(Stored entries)
········

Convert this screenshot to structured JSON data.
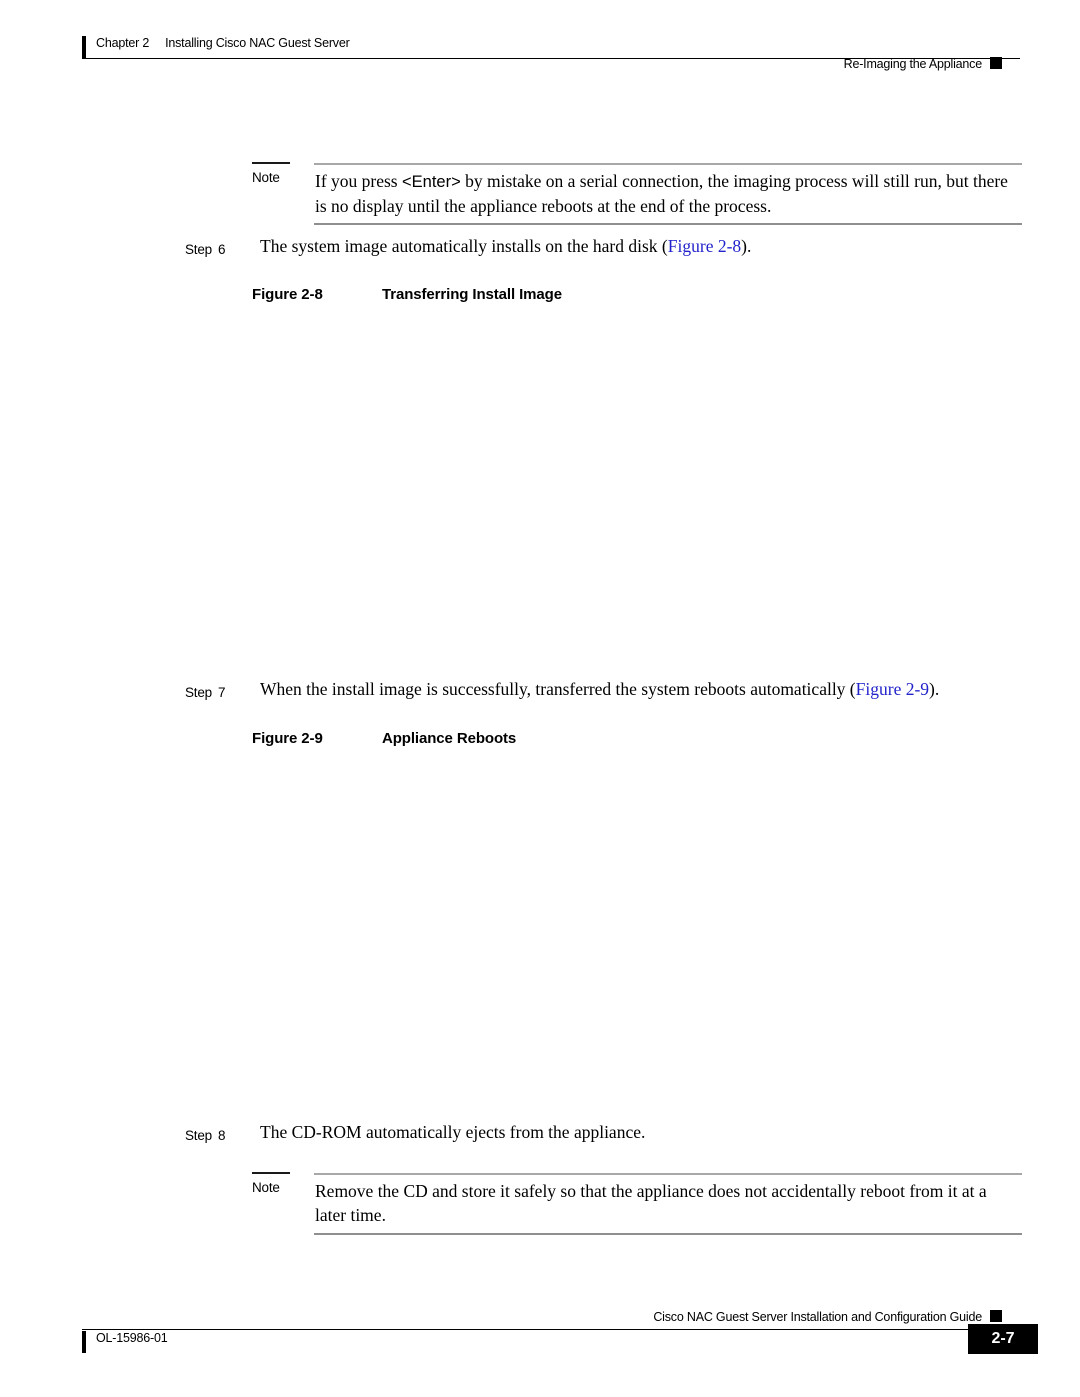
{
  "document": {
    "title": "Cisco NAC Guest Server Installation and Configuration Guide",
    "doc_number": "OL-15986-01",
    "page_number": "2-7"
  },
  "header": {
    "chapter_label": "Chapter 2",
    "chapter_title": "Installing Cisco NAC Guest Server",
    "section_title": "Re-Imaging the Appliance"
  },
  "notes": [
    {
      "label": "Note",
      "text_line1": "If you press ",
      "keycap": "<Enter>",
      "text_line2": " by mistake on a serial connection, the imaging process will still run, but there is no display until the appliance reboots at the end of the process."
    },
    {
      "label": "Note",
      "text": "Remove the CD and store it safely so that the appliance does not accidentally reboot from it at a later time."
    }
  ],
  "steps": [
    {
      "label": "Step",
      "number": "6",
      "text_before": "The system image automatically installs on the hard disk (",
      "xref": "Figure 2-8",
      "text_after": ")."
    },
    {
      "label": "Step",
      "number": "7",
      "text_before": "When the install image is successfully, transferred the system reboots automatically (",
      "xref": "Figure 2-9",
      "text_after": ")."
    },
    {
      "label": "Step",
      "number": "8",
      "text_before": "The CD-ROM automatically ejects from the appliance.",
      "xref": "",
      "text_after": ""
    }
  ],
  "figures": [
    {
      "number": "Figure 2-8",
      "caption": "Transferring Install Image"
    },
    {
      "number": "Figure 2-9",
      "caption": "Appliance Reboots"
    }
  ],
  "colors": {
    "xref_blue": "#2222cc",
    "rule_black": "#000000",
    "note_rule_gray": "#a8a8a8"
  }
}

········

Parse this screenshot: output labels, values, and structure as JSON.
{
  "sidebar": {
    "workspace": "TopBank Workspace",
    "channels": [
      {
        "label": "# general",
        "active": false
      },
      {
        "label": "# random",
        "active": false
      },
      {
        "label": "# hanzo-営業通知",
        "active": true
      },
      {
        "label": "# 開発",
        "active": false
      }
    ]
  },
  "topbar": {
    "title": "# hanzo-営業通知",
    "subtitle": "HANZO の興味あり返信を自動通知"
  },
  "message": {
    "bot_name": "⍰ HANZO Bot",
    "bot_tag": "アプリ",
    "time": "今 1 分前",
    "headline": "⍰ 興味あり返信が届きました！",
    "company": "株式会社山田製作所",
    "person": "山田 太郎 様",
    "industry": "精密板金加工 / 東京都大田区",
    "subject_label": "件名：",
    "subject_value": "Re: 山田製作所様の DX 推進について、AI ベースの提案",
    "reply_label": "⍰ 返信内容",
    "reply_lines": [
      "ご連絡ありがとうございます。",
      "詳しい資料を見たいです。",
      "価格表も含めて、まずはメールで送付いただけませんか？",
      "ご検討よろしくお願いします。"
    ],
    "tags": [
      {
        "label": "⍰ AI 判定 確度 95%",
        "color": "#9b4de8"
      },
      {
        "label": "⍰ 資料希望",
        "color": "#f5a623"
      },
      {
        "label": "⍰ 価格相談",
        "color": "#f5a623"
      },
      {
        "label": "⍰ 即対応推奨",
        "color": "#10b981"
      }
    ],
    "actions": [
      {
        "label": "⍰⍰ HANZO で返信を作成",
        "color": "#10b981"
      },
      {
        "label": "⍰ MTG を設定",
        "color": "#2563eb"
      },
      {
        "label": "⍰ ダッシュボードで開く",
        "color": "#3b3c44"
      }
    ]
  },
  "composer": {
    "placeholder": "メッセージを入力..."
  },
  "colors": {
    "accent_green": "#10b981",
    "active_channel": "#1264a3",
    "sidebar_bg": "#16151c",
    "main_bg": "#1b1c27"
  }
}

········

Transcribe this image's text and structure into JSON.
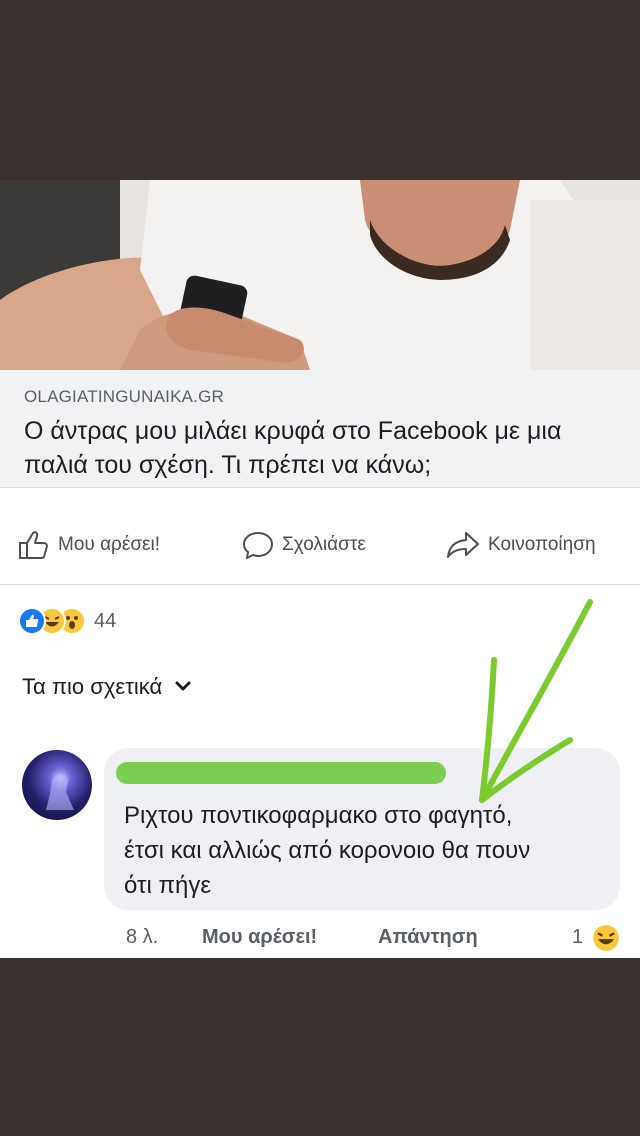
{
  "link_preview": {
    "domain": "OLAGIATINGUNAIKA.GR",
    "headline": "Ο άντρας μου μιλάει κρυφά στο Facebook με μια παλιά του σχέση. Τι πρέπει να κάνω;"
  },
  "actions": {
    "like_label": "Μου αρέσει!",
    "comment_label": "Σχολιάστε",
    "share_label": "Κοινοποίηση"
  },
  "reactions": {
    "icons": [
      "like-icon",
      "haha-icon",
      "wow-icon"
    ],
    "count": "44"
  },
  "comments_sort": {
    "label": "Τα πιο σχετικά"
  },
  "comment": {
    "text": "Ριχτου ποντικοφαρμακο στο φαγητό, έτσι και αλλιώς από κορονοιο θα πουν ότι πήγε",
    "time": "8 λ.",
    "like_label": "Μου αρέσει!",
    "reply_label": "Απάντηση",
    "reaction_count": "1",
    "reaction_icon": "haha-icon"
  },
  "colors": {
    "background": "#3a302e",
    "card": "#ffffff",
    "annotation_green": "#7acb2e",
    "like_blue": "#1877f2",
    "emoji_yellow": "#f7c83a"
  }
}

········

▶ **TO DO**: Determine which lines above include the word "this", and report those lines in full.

▶ **OUTPUT BELOW**:
Convert this screenshot to structured JSON data.
Parse this screenshot: output labels, values, and structure as JSON.
Transcribe this image's text and structure into JSON.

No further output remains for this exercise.